======== Data for review ========

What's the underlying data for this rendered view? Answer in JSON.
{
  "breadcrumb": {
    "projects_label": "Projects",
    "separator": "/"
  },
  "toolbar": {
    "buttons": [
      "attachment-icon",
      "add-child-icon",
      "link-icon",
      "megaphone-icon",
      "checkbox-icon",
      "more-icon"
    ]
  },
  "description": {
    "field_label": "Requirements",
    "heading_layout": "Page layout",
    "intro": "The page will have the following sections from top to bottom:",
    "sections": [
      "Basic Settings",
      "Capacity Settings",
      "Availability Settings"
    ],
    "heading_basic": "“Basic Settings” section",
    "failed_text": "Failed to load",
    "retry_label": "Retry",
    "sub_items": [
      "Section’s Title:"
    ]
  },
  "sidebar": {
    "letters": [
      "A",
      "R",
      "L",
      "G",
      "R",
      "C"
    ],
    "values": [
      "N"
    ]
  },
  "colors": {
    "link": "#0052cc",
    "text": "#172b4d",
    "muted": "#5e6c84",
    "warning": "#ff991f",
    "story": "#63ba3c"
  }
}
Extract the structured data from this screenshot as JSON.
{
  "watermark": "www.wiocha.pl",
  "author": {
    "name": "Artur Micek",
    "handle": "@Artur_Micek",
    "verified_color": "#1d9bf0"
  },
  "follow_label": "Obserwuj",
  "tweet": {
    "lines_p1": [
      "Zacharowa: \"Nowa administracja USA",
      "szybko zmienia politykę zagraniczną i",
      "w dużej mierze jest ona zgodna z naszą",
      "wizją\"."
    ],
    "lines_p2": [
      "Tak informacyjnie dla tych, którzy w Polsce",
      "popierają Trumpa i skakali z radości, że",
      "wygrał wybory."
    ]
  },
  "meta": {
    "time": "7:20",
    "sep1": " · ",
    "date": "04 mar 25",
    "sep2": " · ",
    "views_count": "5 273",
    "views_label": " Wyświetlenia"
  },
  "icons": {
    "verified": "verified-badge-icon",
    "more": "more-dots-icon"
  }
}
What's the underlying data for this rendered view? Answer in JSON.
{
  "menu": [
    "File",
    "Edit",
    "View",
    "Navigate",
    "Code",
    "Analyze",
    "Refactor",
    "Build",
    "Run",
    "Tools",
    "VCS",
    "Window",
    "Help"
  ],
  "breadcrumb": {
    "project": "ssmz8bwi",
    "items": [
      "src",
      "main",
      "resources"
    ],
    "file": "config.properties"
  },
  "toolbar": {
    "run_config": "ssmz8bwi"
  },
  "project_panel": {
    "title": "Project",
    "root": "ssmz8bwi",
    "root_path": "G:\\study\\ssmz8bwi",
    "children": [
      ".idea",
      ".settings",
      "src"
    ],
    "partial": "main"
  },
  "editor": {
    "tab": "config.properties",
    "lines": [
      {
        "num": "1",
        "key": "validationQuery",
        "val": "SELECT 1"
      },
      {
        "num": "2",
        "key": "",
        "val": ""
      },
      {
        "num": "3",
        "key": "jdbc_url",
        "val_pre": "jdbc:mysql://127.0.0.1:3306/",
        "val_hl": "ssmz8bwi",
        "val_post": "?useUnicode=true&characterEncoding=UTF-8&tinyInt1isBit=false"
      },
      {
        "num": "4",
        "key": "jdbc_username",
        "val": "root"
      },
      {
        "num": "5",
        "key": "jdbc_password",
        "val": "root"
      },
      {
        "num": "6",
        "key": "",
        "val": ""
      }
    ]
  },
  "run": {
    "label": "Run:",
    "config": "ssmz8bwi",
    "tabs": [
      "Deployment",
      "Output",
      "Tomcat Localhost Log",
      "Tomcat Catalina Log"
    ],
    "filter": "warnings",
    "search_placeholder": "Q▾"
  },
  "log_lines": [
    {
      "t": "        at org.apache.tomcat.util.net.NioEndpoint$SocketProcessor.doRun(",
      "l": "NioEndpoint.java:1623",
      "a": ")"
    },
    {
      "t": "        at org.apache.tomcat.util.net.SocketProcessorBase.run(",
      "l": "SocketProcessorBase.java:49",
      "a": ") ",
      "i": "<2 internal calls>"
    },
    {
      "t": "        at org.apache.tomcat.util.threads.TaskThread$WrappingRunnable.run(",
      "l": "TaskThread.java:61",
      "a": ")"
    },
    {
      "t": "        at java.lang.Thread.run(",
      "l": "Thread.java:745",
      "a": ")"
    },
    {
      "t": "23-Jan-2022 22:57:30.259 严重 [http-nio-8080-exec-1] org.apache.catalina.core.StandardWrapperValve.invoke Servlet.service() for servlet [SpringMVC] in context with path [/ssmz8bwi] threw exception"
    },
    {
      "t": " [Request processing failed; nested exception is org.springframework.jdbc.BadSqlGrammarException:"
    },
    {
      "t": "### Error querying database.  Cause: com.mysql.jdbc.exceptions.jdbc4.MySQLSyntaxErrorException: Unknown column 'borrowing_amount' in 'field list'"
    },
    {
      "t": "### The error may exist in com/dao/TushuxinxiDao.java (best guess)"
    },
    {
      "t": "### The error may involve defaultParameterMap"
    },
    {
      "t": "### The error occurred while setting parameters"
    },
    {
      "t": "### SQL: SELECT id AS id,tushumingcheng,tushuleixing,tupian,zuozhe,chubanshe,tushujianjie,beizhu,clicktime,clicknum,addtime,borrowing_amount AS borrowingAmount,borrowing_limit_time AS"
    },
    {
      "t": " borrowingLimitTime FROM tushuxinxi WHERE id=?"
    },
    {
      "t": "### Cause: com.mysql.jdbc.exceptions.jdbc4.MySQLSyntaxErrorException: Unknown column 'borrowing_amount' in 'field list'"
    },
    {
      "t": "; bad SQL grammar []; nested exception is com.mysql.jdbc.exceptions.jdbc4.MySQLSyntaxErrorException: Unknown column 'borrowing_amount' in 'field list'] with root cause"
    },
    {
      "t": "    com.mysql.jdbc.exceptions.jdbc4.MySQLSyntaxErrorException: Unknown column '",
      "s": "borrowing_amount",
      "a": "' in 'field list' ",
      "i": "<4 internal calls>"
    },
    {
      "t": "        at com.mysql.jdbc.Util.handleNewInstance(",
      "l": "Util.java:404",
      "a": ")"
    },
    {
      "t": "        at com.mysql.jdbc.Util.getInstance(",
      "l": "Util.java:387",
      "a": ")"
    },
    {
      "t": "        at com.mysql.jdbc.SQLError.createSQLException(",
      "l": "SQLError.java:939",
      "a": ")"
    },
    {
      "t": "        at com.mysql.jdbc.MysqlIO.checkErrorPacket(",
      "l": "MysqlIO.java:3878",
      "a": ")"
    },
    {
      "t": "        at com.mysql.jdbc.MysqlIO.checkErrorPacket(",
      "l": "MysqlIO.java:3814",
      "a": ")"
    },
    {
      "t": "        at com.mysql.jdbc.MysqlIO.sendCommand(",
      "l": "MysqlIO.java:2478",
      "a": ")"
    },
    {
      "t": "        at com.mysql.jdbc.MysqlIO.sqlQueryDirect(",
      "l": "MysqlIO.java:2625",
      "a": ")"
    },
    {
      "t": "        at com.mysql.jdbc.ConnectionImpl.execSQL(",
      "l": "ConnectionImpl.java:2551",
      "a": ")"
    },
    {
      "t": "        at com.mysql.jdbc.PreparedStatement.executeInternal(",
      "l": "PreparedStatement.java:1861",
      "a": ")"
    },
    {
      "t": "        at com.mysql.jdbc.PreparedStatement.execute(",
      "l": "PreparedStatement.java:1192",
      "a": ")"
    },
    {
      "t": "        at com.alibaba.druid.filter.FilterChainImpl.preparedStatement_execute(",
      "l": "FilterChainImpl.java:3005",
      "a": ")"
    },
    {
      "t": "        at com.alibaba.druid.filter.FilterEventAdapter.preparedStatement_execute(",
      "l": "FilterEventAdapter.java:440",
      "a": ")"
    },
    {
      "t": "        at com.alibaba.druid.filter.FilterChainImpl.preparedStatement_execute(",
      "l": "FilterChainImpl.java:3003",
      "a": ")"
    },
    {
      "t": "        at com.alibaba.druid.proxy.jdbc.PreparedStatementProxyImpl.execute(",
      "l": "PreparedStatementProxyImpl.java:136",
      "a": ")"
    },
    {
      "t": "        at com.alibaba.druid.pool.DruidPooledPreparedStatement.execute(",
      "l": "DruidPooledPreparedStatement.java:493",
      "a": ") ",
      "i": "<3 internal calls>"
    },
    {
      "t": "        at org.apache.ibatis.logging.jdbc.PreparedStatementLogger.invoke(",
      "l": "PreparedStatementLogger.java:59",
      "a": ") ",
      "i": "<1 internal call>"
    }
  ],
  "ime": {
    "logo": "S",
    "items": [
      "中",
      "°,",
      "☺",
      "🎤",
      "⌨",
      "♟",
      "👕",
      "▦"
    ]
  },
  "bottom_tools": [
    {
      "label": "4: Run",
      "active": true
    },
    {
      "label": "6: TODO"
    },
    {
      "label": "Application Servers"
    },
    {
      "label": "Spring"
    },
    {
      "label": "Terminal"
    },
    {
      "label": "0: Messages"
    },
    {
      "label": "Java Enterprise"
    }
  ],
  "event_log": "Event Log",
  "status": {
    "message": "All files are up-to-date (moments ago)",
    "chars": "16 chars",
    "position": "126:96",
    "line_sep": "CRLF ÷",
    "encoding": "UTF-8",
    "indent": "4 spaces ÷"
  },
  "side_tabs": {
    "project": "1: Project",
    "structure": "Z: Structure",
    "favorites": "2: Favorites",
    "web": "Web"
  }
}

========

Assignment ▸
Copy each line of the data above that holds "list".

Task result ▸
      "t": "### Error querying database.  Cause: com.mysql.jdbc.exceptions.jdbc4.MySQLSyntaxErrorException: Unknown column 'borrowing_amount' in 'field list'"
      "t": "### Cause: com.mysql.jdbc.exceptions.jdbc4.MySQLSyntaxErrorException: Unknown column 'borrowing_amount' in 'field list'"
      "t": "; bad SQL grammar []; nested exception is com.mysql.jdbc.exceptions.jdbc4.MySQLSyntaxErrorException: Unknown column 'borrowing_amount' in 'field list'] with root cause"
      "a": "' in 'field list' ",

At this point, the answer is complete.